Today’s Health Topic
Stress relief tips for older adults
Stress in adults, especially older adults, has many causes. You may experience it as a result of managing chronic illness, losing a spouse, being a caregiver, or adjusting to changes due to finances, retirement, or separation from friends and family. Fortunately, there are plenty of things you can do for stress relief.
Tailor the treatment
The type of stress relief that works best depends on what someone is experiencing. For example, if insomnia is a considerable source of stress in adults, a special type of cognitive behavioral therapy designed to treat insomnia, called CBT-i, may help. It aims to correct ingrained patterns of self-defeating behavior and negative thoughts that can rob you of sufficient amounts of sleep. In fact, the American College of Physicians now recommends CBT-i over medications as the first-line treatment for insomnia.
If disability is a source of stress, changes in your home may help you live more independently. Turn to your doctor, a geriatrician, an occupational therapist, or a staff member at your local council on aging for guidance.
Fixes for all
General stress in adults may be reduced with some of the following ideas, as reported in the Harvard Special Health Report Stress Management:
Engage in regular physical activity. If you are infirm, ask your doctor whether you might benefit from certain types of exercise, such as tai chi, which enhances balance. Many other kinds of physical activity improve your health, lift your mood, and reduce stress, too.
Consider whether you might benefit from a course in assertiveness training that would help you state your wishes and handle conflicts.
Join a support group if you are dealing with bereavement.
Think about getting a pet—both the pluses and minuses. Several studies support the stress-lowering effects of having a dog, cat, or other animal companion. But don’t forget to take into consideration the physical and financial challenges of pet ownership.

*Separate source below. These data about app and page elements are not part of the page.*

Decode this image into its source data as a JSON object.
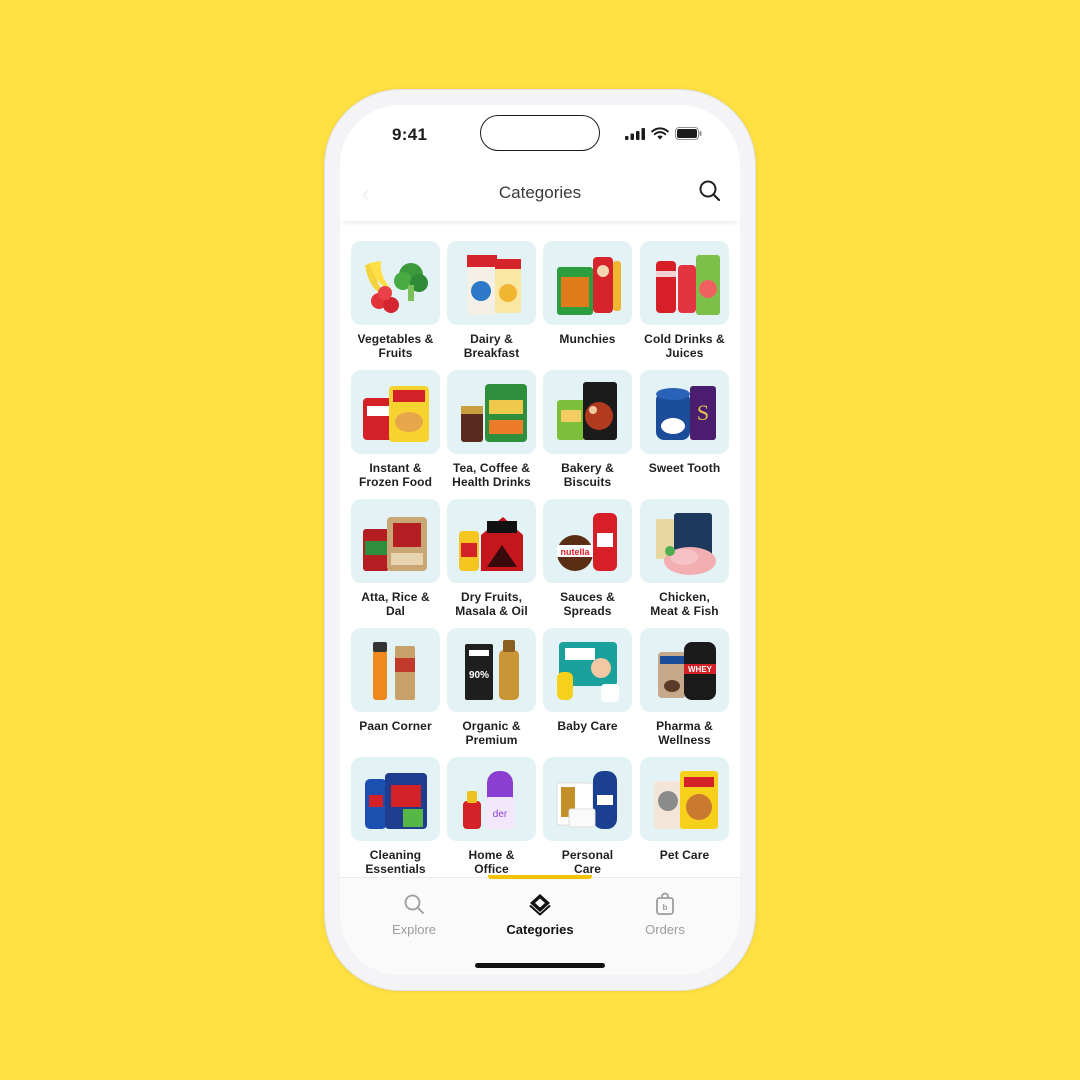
{
  "status": {
    "time": "9:41"
  },
  "header": {
    "title": "Categories"
  },
  "categories": [
    {
      "label": "Vegetables &\nFruits",
      "icon": "produce-icon"
    },
    {
      "label": "Dairy &\nBreakfast",
      "icon": "cereal-icon"
    },
    {
      "label": "Munchies",
      "icon": "snacks-icon"
    },
    {
      "label": "Cold Drinks &\nJuices",
      "icon": "drinks-icon"
    },
    {
      "label": "Instant &\nFrozen Food",
      "icon": "noodles-icon"
    },
    {
      "label": "Tea, Coffee &\nHealth Drinks",
      "icon": "tea-icon"
    },
    {
      "label": "Bakery &\nBiscuits",
      "icon": "bakery-icon"
    },
    {
      "label": "Sweet Tooth",
      "icon": "sweets-icon"
    },
    {
      "label": "Atta, Rice &\nDal",
      "icon": "grains-icon"
    },
    {
      "label": "Dry Fruits,\nMasala & Oil",
      "icon": "masala-icon"
    },
    {
      "label": "Sauces &\nSpreads",
      "icon": "sauce-icon"
    },
    {
      "label": "Chicken,\nMeat & Fish",
      "icon": "meat-icon"
    },
    {
      "label": "Paan Corner",
      "icon": "lighter-icon"
    },
    {
      "label": "Organic &\nPremium",
      "icon": "organic-icon"
    },
    {
      "label": "Baby Care",
      "icon": "baby-icon"
    },
    {
      "label": "Pharma &\nWellness",
      "icon": "pharma-icon"
    },
    {
      "label": "Cleaning\nEssentials",
      "icon": "cleaning-icon"
    },
    {
      "label": "Home &\nOffice",
      "icon": "home-icon"
    },
    {
      "label": "Personal\nCare",
      "icon": "personal-care-icon"
    },
    {
      "label": "Pet Care",
      "icon": "pet-icon"
    }
  ],
  "tabs": [
    {
      "label": "Explore",
      "icon": "search-icon",
      "active": false
    },
    {
      "label": "Categories",
      "icon": "categories-icon",
      "active": true
    },
    {
      "label": "Orders",
      "icon": "bag-icon",
      "active": false
    }
  ],
  "colors": {
    "background": "#FFE141",
    "accent": "#F7C200",
    "tile": "#E3F2F4"
  }
}
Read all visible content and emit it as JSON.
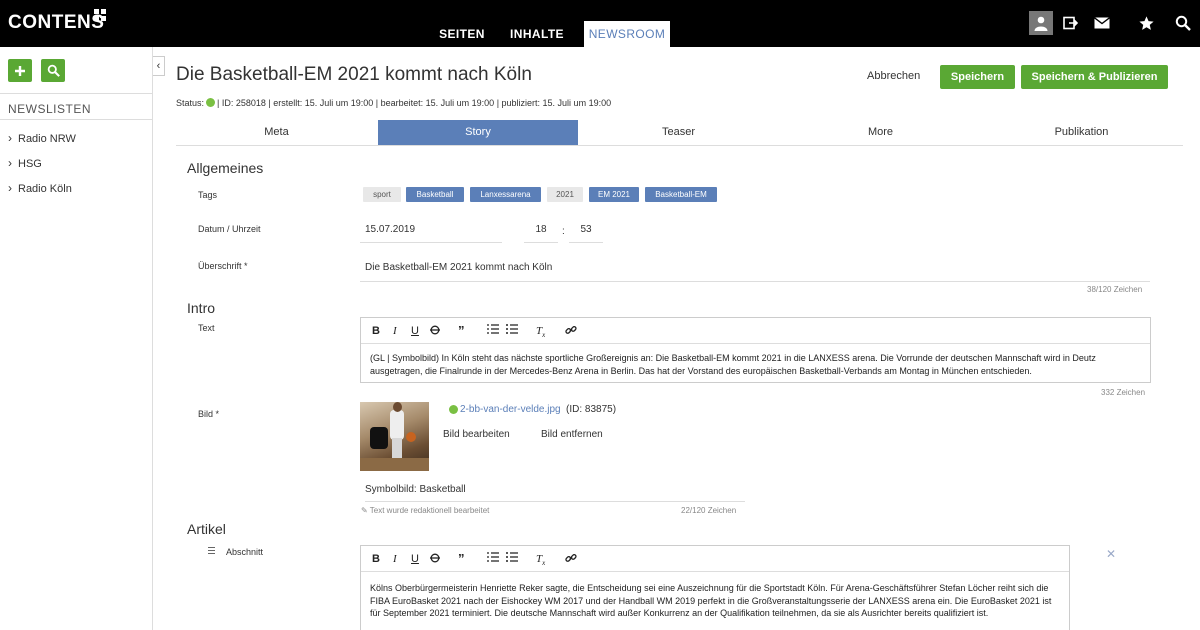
{
  "app": {
    "logo": "CONTENS"
  },
  "nav": {
    "tabs": [
      "SEITEN",
      "INHALTE",
      "NEWSROOM"
    ],
    "active": "NEWSROOM"
  },
  "top_icons": [
    "user-icon",
    "export-icon",
    "mail-icon",
    "star-icon",
    "search-icon"
  ],
  "sidebar": {
    "heading": "NEWSLISTEN",
    "items": [
      {
        "label": "Radio NRW"
      },
      {
        "label": "HSG"
      },
      {
        "label": "Radio Köln"
      }
    ]
  },
  "article": {
    "title": "Die Basketball-EM 2021 kommt nach Köln",
    "meta": {
      "status_label": "Status:",
      "rest": "| ID: 258018 | erstellt: 15. Juli um 19:00 | bearbeitet: 15. Juli um 19:00 | publiziert: 15. Juli um 19:00"
    }
  },
  "actions": {
    "cancel": "Abbrechen",
    "save": "Speichern",
    "save_publish": "Speichern & Publizieren"
  },
  "tabs": [
    {
      "label": "Meta"
    },
    {
      "label": "Story"
    },
    {
      "label": "Teaser"
    },
    {
      "label": "More"
    },
    {
      "label": "Publikation"
    }
  ],
  "sections": {
    "allgemeines": "Allgemeines",
    "intro": "Intro",
    "artikel": "Artikel"
  },
  "fields": {
    "tags_label": "Tags",
    "tags": [
      {
        "label": "sport",
        "style": "grey"
      },
      {
        "label": "Basketball",
        "style": "blue"
      },
      {
        "label": "Lanxessarena",
        "style": "blue"
      },
      {
        "label": "2021",
        "style": "grey"
      },
      {
        "label": "EM 2021",
        "style": "blue"
      },
      {
        "label": "Basketball-EM",
        "style": "blue"
      }
    ],
    "date_label": "Datum / Uhrzeit",
    "date": "15.07.2019",
    "hour": "18",
    "minute": "53",
    "time_sep": ":",
    "headline_label": "Überschrift *",
    "headline": "Die Basketball-EM 2021 kommt nach Köln",
    "headline_counter": "38/120 Zeichen",
    "text_label": "Text",
    "intro_text": "(GL | Symbolbild) In Köln steht das nächste sportliche Großereignis an: Die Basketball-EM kommt 2021 in die LANXESS arena. Die Vorrunde der deutschen Mannschaft wird in Deutz ausgetragen, die Finalrunde in der Mercedes-Benz Arena in Berlin. Das hat der Vorstand des europäischen Basketball-Verbands am Montag in München entschieden.",
    "intro_counter": "332 Zeichen",
    "image_label": "Bild *",
    "image_file": "2-bb-van-der-velde.jpg",
    "image_id": "(ID: 83875)",
    "edit_image": "Bild bearbeiten",
    "remove_image": "Bild entfernen",
    "image_caption": "Symbolbild: Basketball",
    "caption_note": "Text wurde redaktionell bearbeitet",
    "caption_counter": "22/120 Zeichen",
    "section_label": "Abschnitt",
    "article_text": "Kölns Oberbürgermeisterin Henriette Reker sagte, die Entscheidung sei eine Auszeichnung für die Sportstadt Köln. Für Arena-Geschäftsführer Stefan Löcher reiht sich die FIBA EuroBasket 2021 nach der Eishockey WM 2017 und der Handball WM 2019 perfekt in die Großveranstaltungsserie der LANXESS arena ein. Die EuroBasket 2021 ist für September 2021 terminiert. Die deutsche Mannschaft wird außer Konkurrenz an der Qualifikation teilnehmen, da sie als Ausrichter bereits qualifiziert ist."
  },
  "toolbar_icons": [
    "bold-icon",
    "italic-icon",
    "underline-icon",
    "strikethrough-icon",
    "quote-icon",
    "numbered-list-icon",
    "bullet-list-icon",
    "clear-format-icon",
    "link-icon"
  ],
  "colors": {
    "accent_blue": "#5b7fb8",
    "green": "#5aa834",
    "status_green": "#7ac043",
    "topbar": "#000000"
  }
}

Attend a mind-body program. These can help at any age. Some are specifically designed for seniors. Others may focus on chronic pain or specific ailments, such as heart disease.